OXFORD - Britain's sudden emergence as a biotech-free food zone is likely to have repercussions up and down the food chain, from farmers to agbio companies to investors to processors, shippers and the giant food companies themselves.

Last week, U.K.-based food producers belonging to the Unilever NV, Nestle SA and Cadbury Schweppes plc groups declared their plans to end the use of genetically modified ingredients in their products. At the same time, Tesco plc, Britain's largest supermarket chain, joined the long list of British retailers to ban, where possible, the use of biotech ingredients in its own label products.

While the moves by the food producers only affect their British operations, their continental businesses are likely to be under pressure to follow suit.
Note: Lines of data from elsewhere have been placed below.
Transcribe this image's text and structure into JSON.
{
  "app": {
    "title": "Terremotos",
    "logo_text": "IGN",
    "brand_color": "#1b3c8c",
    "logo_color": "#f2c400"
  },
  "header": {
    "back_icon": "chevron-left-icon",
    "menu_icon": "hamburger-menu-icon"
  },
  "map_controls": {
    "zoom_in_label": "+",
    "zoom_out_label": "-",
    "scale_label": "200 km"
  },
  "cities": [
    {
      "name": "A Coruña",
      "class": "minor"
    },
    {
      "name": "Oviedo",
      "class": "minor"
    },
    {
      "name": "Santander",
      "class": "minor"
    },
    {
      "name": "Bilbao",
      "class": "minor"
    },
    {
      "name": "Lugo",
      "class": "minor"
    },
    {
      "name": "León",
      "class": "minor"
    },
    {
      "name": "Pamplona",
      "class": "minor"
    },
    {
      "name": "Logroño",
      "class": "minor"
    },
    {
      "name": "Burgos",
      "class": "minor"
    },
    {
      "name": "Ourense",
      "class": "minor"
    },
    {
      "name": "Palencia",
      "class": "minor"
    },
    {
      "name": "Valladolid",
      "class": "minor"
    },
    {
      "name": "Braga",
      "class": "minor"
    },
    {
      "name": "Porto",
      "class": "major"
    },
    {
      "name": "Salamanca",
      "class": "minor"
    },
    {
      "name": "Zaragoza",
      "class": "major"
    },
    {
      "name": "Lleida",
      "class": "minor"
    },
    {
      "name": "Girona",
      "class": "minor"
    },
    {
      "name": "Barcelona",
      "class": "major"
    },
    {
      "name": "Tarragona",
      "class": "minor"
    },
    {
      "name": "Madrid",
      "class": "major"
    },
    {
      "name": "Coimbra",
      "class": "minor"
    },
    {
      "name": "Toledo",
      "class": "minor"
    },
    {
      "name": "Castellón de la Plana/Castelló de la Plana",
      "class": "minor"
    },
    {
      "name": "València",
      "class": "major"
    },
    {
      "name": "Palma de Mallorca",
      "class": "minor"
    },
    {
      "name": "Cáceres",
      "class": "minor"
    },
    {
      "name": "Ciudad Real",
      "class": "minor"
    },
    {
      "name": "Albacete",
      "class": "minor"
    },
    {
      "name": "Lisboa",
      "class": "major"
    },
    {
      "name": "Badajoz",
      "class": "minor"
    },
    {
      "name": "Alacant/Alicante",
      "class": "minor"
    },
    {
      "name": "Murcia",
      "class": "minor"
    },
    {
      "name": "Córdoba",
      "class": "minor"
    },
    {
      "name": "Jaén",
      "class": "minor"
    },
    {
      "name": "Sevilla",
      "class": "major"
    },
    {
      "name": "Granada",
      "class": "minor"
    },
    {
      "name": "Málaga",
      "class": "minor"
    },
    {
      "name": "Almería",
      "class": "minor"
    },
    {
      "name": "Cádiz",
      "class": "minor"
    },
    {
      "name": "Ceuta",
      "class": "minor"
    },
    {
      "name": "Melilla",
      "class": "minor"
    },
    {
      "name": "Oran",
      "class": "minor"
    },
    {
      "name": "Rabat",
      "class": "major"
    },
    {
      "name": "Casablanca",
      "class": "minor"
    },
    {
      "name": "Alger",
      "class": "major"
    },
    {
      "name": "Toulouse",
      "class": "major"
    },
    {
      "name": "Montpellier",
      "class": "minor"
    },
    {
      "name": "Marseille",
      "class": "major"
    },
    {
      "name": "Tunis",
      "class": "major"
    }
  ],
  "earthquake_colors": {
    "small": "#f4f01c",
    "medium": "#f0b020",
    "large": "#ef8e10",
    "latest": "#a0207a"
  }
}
Nevertheless, agbio companies, investors and even the food companies appear to be treating the specter of Europe closing its doors on biotech as a temporary phenomenon that will have no long-term repercussions for the technology.

In their discussions with BioCentury, the views of the participants in the food chain are mostly colored by their proximity to the market.

Grocers' credo: The consumer rules

Having stood up for biotechnology as recently as last month (see BioCentury, April 19), Tesco's board announced that it would remove all genetically modified ingredients, wherever it is practical to do so, in response to customer views. "The most recent survey of Tesco customers has confirmed that many are concerned about GM food products and one in four want them removed from the shelves. But overwhelmingly they want to be able to make a straightforward choice, based upon proper information and clear labeling," said John Longworth, trading law and technical director.

Tesco's move means that Britain's 10 largest supermarket chains have now taken against the use of biotech in food products. But the £24 billion ($39 billion) a year company is taking the "never say never" line. "Our customers say that current GM products offer no new benefits, so it is not surprising that some want them removed and the great majority want a proper choice," said Longworth.

Tesco said that it was working with the environmental pressure group Greenpeace to identify sources of genuine GM-free soya and other ingredients used in a range of foods.